Developer(s)Robin Hood Software
Stable release6.04, build One
Operating systemWindows[1]
Available inEnglish
TypePrivacy
LicenseProprietary software
Websitehttp://www.evidence-eliminator.com

Evidence Eliminator was a computer software program that ran on the Microsoft Windows operating system. The program deletes hidden information from the user's hard drive that normal procedures may fail to delete.[2] Such "cleaner" or "eraser" programs typically overwrite previously allocated disk space, in order to make it more difficult to salvage deleted information. In the absence of such overwrite procedures, information that a user thinks has been deleted may actually remain on the hard drive until that physical space is claimed for another use (i.e., to store another file). When it was offered for sale, the program cost $149.99.[3]

History[edit]

Evidence Eliminator was produced by Robin Hood Software, based in London, England,[4] up to version 6.04.[citation needed]

Controversy[edit]

There has been controversy surrounding Evidence Eliminator's marketing tactics.

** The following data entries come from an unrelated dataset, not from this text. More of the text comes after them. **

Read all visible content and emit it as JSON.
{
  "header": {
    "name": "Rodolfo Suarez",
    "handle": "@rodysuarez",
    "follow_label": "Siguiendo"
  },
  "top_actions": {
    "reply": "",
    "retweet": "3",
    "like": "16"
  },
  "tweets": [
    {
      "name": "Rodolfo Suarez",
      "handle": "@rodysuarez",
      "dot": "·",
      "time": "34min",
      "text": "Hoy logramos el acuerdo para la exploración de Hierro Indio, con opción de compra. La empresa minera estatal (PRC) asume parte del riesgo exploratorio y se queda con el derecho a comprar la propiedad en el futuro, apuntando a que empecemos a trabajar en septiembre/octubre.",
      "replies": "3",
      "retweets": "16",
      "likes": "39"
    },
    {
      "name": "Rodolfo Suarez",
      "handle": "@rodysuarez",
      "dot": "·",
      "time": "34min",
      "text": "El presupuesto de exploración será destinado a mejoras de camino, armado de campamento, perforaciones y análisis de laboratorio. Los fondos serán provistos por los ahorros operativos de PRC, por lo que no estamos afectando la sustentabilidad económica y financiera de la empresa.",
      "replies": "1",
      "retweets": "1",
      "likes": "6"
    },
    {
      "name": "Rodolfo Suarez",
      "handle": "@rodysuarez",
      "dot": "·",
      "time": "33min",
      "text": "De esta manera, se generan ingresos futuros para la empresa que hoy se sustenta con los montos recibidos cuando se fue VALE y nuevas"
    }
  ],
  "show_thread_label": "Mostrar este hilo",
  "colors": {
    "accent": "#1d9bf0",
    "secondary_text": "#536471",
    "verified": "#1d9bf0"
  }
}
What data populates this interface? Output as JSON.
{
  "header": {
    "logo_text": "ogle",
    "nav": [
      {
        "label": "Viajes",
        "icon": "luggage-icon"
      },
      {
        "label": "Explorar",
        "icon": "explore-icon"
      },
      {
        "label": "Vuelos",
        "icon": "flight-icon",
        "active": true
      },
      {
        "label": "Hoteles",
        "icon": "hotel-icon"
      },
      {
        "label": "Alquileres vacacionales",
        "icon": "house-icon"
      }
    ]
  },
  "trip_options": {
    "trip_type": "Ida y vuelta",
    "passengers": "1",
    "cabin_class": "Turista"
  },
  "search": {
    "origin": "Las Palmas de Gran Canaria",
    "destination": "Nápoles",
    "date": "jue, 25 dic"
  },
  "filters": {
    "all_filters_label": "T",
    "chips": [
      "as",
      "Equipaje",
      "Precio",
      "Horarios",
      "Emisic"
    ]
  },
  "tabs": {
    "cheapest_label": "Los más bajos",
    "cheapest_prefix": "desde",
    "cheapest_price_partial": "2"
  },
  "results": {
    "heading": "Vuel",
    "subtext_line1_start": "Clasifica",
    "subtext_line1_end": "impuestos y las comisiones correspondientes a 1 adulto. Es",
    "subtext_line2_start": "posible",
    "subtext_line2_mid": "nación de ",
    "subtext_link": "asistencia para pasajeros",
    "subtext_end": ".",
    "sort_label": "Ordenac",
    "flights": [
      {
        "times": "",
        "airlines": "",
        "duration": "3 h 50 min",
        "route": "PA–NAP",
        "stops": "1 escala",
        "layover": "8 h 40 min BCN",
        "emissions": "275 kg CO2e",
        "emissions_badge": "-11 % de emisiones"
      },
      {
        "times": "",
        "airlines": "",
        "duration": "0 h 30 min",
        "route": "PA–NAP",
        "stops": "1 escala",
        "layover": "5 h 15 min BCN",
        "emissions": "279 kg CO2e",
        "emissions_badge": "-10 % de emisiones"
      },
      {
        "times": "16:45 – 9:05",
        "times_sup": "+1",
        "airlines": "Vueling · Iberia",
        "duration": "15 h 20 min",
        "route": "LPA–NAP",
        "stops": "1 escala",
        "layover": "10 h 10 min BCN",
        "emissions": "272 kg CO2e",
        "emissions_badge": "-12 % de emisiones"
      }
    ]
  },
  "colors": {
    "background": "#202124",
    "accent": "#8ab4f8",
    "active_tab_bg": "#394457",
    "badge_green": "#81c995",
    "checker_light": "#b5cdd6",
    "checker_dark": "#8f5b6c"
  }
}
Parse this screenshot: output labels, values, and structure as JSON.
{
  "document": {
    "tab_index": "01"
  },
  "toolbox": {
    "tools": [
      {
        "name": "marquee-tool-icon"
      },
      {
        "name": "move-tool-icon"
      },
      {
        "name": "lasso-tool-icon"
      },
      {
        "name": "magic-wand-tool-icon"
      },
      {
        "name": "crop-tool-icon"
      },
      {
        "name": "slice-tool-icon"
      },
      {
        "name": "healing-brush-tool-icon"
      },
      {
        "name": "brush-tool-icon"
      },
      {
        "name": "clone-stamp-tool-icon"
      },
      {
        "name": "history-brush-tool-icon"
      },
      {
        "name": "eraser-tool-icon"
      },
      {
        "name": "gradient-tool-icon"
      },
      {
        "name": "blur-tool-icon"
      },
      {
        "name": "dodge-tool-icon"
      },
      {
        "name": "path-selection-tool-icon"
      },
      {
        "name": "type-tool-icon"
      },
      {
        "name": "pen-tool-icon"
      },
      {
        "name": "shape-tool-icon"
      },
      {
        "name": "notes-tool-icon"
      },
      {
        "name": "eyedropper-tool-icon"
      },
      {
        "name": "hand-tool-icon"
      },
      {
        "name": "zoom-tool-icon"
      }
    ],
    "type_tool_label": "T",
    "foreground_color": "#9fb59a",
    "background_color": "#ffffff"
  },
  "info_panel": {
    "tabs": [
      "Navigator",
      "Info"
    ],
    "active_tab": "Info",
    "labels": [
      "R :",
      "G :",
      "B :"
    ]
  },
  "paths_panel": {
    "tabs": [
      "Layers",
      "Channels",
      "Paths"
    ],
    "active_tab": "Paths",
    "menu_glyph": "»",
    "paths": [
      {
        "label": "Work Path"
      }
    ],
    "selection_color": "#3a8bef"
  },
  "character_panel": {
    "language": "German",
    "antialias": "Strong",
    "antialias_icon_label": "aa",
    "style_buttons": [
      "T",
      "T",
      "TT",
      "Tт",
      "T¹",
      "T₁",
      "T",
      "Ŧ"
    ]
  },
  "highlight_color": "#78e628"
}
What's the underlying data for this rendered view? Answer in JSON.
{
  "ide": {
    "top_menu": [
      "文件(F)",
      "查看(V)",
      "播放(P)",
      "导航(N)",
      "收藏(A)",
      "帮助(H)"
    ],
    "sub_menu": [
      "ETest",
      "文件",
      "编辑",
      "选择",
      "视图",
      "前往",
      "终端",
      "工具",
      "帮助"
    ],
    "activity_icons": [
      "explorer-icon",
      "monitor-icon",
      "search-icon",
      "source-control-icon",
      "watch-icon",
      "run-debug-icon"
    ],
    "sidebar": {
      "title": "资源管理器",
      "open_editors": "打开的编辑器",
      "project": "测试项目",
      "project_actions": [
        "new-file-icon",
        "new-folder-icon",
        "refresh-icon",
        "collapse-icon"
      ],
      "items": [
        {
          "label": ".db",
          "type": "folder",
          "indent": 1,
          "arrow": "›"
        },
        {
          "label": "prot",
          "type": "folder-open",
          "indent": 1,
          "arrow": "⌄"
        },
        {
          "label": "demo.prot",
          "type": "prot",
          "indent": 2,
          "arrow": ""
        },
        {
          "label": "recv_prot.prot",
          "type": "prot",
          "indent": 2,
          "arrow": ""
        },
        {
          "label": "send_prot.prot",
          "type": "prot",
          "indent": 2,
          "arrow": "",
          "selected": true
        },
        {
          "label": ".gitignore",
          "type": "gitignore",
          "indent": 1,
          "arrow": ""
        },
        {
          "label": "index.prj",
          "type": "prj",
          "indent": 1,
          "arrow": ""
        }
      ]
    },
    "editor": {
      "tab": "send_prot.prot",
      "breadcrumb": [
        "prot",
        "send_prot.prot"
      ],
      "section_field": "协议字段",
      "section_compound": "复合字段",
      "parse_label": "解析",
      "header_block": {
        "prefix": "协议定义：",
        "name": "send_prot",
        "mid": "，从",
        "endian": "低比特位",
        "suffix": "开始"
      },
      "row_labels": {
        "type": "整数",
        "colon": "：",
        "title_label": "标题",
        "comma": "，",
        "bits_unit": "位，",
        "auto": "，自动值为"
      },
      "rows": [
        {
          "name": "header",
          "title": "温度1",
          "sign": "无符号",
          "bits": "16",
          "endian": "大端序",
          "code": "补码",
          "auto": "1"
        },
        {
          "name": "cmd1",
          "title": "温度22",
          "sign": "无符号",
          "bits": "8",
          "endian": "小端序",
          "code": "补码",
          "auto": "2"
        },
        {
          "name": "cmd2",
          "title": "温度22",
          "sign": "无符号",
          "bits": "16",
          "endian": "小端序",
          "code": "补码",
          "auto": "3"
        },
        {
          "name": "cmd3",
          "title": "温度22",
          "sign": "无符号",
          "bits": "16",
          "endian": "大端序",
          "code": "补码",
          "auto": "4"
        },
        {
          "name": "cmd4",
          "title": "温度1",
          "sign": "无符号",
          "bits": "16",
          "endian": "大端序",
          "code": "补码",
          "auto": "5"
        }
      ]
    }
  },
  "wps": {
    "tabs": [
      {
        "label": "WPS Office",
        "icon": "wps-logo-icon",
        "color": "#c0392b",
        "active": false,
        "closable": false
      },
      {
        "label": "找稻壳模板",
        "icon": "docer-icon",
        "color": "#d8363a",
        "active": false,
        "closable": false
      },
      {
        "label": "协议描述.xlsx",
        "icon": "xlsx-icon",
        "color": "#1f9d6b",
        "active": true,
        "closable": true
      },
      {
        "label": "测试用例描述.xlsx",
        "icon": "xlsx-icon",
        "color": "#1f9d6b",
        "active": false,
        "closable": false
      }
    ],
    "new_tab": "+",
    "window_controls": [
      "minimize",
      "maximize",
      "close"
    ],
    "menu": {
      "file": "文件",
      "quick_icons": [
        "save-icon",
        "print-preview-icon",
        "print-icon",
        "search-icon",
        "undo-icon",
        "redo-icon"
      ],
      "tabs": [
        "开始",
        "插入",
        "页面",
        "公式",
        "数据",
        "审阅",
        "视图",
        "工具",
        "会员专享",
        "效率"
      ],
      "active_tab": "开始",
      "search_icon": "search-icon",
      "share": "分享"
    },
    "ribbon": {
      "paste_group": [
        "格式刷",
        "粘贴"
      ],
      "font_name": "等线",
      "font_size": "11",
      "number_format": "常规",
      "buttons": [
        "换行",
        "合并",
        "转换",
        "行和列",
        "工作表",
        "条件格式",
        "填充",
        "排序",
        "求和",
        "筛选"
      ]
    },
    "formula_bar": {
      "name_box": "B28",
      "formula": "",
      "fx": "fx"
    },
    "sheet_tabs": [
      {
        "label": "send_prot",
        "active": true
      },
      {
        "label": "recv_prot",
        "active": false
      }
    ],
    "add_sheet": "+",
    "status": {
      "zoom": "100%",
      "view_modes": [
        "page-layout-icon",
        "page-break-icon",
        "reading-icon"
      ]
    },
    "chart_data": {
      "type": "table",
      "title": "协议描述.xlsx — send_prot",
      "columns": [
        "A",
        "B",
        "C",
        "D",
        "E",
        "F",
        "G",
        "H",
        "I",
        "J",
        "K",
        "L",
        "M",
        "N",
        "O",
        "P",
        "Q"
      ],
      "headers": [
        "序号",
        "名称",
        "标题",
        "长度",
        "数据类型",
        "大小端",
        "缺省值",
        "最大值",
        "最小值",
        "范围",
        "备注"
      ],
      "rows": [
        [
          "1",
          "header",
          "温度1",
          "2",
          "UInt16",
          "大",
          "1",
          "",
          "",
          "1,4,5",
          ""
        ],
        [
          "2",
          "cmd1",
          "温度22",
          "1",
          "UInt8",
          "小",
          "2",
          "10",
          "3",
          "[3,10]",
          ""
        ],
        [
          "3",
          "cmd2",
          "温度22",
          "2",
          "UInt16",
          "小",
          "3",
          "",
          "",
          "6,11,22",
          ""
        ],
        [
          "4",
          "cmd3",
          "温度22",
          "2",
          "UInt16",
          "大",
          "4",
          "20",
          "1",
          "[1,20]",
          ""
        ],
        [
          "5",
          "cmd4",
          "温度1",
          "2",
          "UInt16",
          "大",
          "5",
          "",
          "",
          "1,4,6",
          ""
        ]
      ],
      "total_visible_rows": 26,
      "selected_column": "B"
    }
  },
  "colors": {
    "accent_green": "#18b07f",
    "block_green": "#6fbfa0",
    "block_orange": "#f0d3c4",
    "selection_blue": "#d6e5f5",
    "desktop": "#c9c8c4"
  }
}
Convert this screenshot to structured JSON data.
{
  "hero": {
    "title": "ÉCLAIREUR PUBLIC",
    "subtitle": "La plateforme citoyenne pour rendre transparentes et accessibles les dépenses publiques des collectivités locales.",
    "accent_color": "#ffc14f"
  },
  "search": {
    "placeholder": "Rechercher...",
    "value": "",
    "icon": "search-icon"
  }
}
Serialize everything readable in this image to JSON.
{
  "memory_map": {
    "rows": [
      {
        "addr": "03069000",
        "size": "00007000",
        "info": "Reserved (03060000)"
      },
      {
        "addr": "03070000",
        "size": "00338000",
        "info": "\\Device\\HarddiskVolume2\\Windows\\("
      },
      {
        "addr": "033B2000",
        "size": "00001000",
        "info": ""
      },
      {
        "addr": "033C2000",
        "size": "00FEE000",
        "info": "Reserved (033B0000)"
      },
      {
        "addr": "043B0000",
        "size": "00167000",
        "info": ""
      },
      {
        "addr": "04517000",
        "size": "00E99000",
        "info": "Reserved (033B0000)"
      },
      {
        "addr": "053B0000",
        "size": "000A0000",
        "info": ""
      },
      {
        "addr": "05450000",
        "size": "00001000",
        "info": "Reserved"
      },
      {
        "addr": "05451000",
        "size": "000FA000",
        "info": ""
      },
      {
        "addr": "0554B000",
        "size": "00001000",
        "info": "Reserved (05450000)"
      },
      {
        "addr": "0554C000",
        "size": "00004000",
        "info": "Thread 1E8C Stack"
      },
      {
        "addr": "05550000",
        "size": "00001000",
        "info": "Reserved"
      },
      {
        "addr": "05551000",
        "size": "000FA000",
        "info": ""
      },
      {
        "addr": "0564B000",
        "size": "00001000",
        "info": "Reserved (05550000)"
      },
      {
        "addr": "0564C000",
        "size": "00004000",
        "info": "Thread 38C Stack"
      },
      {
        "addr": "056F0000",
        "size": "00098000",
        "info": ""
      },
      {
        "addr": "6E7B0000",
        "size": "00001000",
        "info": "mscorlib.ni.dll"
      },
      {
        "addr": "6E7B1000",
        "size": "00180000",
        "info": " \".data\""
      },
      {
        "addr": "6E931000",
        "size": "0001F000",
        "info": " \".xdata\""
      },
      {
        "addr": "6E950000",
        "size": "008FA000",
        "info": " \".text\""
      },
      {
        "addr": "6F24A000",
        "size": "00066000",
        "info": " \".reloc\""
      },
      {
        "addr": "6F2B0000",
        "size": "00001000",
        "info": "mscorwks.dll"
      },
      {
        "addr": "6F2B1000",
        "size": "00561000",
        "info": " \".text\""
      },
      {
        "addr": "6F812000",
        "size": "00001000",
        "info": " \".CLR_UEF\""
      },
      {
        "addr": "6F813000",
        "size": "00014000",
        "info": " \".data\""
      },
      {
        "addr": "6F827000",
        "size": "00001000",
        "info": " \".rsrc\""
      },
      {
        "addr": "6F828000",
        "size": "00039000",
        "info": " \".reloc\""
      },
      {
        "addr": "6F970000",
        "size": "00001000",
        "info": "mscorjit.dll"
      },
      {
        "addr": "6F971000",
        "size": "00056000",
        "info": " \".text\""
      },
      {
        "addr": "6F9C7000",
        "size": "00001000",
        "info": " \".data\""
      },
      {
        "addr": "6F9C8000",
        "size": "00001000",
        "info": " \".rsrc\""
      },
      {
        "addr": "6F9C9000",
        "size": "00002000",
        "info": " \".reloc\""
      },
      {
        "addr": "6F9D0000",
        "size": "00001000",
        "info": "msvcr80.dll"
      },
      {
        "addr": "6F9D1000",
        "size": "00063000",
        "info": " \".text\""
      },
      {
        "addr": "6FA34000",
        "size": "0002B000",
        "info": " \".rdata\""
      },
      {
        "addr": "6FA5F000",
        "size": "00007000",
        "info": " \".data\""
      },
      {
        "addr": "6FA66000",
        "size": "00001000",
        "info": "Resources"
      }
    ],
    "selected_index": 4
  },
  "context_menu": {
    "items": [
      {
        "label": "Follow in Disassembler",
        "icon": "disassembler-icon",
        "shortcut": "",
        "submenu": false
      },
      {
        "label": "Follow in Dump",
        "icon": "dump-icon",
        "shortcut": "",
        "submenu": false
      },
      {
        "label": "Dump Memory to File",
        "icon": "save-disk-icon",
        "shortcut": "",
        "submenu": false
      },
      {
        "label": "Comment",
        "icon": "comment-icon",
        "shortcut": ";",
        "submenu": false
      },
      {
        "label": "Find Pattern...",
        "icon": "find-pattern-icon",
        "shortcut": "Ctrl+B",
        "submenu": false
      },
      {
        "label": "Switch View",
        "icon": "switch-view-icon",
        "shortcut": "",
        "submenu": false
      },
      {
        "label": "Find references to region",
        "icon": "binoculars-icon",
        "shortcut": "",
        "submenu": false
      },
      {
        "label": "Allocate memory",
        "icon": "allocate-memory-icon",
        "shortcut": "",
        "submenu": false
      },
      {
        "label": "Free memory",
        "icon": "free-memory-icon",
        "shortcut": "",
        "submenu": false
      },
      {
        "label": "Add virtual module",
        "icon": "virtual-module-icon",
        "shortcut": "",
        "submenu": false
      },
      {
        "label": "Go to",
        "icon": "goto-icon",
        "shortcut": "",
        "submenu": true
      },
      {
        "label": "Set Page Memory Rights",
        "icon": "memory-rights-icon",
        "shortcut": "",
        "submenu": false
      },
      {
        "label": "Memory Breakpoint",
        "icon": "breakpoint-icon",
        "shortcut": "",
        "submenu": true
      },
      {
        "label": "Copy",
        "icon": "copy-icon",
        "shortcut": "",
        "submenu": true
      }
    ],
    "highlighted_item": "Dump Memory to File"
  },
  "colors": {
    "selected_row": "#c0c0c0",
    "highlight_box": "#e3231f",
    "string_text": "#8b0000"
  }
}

The company has used popup ads to market the program, including ads that the user's system was being compromised.[5][6][7] In response, Robin Hood Software produced a "dis-information page" addressing these concerns.[8] Radsoft, a competitor to Robin Hood, criticised its operation.[9]

In August 2013 the company Website reported that the Author of the Software, Andrew Churchill, had been the victim of a gang crime in Nottingham specifically gun-crime, and launched a public appeal for information in connection with the Nottinghamshire Police and Crimestoppers, a UK-Based charity.

Legal[edit]

On June 1, 2005, Peter Beale, one of the "Phoenix Four" used Evidence Eliminator to remove all trace of certain files from his PC the day after the appointment of DTI inspectors to investigate the collapse of MG Rover.[10]

In a 2011 case, MGA v. Mattel, a federal court found that a former employee used the program to delete information that he was accused of giving to MGA while employed at Mattel.[11]

References[edit]